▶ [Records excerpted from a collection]
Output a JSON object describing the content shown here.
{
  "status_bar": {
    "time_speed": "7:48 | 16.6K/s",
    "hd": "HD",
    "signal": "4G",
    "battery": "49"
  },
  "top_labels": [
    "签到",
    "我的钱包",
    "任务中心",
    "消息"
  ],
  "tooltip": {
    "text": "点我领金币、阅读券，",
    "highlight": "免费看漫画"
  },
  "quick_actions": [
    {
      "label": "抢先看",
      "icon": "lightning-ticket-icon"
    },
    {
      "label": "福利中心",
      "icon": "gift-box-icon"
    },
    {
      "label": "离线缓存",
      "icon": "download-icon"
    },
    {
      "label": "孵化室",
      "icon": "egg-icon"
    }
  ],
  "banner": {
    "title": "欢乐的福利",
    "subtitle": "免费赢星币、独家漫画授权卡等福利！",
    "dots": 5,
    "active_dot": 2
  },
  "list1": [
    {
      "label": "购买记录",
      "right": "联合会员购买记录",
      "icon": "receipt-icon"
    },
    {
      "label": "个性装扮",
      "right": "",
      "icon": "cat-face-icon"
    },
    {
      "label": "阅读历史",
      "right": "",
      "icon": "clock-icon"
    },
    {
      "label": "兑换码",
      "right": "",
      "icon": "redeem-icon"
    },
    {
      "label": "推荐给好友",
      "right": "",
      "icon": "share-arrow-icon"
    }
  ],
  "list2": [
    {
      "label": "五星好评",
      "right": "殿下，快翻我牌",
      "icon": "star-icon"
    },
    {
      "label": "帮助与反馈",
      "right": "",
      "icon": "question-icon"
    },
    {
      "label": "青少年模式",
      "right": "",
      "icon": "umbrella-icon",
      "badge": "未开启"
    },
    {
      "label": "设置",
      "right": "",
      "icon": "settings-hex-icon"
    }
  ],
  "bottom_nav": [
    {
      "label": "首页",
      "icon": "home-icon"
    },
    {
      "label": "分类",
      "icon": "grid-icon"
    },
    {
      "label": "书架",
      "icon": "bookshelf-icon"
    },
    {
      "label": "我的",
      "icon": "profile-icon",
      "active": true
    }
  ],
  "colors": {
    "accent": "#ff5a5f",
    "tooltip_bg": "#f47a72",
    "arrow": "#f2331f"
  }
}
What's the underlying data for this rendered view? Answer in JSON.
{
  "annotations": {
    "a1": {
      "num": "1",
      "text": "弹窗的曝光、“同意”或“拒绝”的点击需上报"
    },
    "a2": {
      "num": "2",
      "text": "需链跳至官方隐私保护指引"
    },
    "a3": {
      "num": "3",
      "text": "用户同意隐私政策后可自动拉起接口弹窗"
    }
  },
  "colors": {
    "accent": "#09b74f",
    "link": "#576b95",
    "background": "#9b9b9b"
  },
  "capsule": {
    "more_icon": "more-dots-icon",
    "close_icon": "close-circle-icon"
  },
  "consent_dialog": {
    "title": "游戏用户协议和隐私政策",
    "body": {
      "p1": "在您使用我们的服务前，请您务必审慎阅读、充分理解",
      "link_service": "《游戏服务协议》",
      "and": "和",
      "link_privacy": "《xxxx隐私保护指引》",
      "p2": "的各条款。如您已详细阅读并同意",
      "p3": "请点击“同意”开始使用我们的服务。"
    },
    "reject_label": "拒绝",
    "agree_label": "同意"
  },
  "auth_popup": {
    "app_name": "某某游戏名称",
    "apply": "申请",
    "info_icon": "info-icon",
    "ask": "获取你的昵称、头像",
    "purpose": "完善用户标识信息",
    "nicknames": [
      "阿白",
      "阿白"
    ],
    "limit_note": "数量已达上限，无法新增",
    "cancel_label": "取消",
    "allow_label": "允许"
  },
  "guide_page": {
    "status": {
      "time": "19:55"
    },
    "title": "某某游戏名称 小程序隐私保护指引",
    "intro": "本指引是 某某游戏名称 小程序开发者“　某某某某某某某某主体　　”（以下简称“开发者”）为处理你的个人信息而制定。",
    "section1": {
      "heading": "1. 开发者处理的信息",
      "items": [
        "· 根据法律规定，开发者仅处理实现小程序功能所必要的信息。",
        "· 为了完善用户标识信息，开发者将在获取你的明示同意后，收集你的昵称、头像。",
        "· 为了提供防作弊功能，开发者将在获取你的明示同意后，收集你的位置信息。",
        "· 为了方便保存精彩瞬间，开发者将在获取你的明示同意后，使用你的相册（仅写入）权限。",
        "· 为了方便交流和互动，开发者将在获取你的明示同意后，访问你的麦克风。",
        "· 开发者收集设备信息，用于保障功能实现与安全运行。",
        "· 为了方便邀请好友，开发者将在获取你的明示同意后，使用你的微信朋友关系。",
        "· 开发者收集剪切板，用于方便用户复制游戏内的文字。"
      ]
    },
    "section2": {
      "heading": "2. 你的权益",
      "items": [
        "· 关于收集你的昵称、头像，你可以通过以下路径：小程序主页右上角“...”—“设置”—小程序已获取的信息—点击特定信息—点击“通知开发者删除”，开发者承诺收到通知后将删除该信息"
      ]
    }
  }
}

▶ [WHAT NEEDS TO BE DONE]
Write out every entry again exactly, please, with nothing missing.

▶ [FINAL ANSWER]
Output a JSON object describing the content shown here.
{
  "status_bar": {
    "time_speed": "7:48 | 16.6K/s",
    "hd": "HD",
    "signal": "4G",
    "battery": "49"
  },
  "top_labels": [
    "签到",
    "我的钱包",
    "任务中心",
    "消息"
  ],
  "tooltip": {
    "text": "点我领金币、阅读券，",
    "highlight": "免费看漫画"
  },
  "quick_actions": [
    {
      "label": "抢先看",
      "icon": "lightning-ticket-icon"
    },
    {
      "label": "福利中心",
      "icon": "gift-box-icon"
    },
    {
      "label": "离线缓存",
      "icon": "download-icon"
    },
    {
      "label": "孵化室",
      "icon": "egg-icon"
    }
  ],
  "banner": {
    "title": "欢乐的福利",
    "subtitle": "免费赢星币、独家漫画授权卡等福利！",
    "dots": 5,
    "active_dot": 2
  },
  "list1": [
    {
      "label": "购买记录",
      "right": "联合会员购买记录",
      "icon": "receipt-icon"
    },
    {
      "label": "个性装扮",
      "right": "",
      "icon": "cat-face-icon"
    },
    {
      "label": "阅读历史",
      "right": "",
      "icon": "clock-icon"
    },
    {
      "label": "兑换码",
      "right": "",
      "icon": "redeem-icon"
    },
    {
      "label": "推荐给好友",
      "right": "",
      "icon": "share-arrow-icon"
    }
  ],
  "list2": [
    {
      "label": "五星好评",
      "right": "殿下，快翻我牌",
      "icon": "star-icon"
    },
    {
      "label": "帮助与反馈",
      "right": "",
      "icon": "question-icon"
    },
    {
      "label": "青少年模式",
      "right": "",
      "icon": "umbrella-icon",
      "badge": "未开启"
    },
    {
      "label": "设置",
      "right": "",
      "icon": "settings-hex-icon"
    }
  ],
  "bottom_nav": [
    {
      "label": "首页",
      "icon": "home-icon"
    },
    {
      "label": "分类",
      "icon": "grid-icon"
    },
    {
      "label": "书架",
      "icon": "bookshelf-icon"
    },
    {
      "label": "我的",
      "icon": "profile-icon",
      "active": true
    }
  ],
  "colors": {
    "accent": "#ff5a5f",
    "tooltip_bg": "#f47a72",
    "arrow": "#f2331f"
  }
}
What's the underlying data for this rendered view? Answer in JSON.
{
  "annotations": {
    "a1": {
      "num": "1",
      "text": "弹窗的曝光、“同意”或“拒绝”的点击需上报"
    },
    "a2": {
      "num": "2",
      "text": "需链跳至官方隐私保护指引"
    },
    "a3": {
      "num": "3",
      "text": "用户同意隐私政策后可自动拉起接口弹窗"
    }
  },
  "colors": {
    "accent": "#09b74f",
    "link": "#576b95",
    "background": "#9b9b9b"
  },
  "capsule": {
    "more_icon": "more-dots-icon",
    "close_icon": "close-circle-icon"
  },
  "consent_dialog": {
    "title": "游戏用户协议和隐私政策",
    "body": {
      "p1": "在您使用我们的服务前，请您务必审慎阅读、充分理解",
      "link_service": "《游戏服务协议》",
      "and": "和",
      "link_privacy": "《xxxx隐私保护指引》",
      "p2": "的各条款。如您已详细阅读并同意",
      "p3": "请点击“同意”开始使用我们的服务。"
    },
    "reject_label": "拒绝",
    "agree_label": "同意"
  },
  "auth_popup": {
    "app_name": "某某游戏名称",
    "apply": "申请",
    "info_icon": "info-icon",
    "ask": "获取你的昵称、头像",
    "purpose": "完善用户标识信息",
    "nicknames": [
      "阿白",
      "阿白"
    ],
    "limit_note": "数量已达上限，无法新增",
    "cancel_label": "取消",
    "allow_label": "允许"
  },
  "guide_page": {
    "status": {
      "time": "19:55"
    },
    "title": "某某游戏名称 小程序隐私保护指引",
    "intro": "本指引是 某某游戏名称 小程序开发者“　某某某某某某某某主体　　”（以下简称“开发者”）为处理你的个人信息而制定。",
    "section1": {
      "heading": "1. 开发者处理的信息",
      "items": [
        "· 根据法律规定，开发者仅处理实现小程序功能所必要的信息。",
        "· 为了完善用户标识信息，开发者将在获取你的明示同意后，收集你的昵称、头像。",
        "· 为了提供防作弊功能，开发者将在获取你的明示同意后，收集你的位置信息。",
        "· 为了方便保存精彩瞬间，开发者将在获取你的明示同意后，使用你的相册（仅写入）权限。",
        "· 为了方便交流和互动，开发者将在获取你的明示同意后，访问你的麦克风。",
        "· 开发者收集设备信息，用于保障功能实现与安全运行。",
        "· 为了方便邀请好友，开发者将在获取你的明示同意后，使用你的微信朋友关系。",
        "· 开发者收集剪切板，用于方便用户复制游戏内的文字。"
      ]
    },
    "section2": {
      "heading": "2. 你的权益",
      "items": [
        "· 关于收集你的昵称、头像，你可以通过以下路径：小程序主页右上角“...”—“设置”—小程序已获取的信息—点击特定信息—点击“通知开发者删除”，开发者承诺收到通知后将删除该信息"
      ]
    }
  }
}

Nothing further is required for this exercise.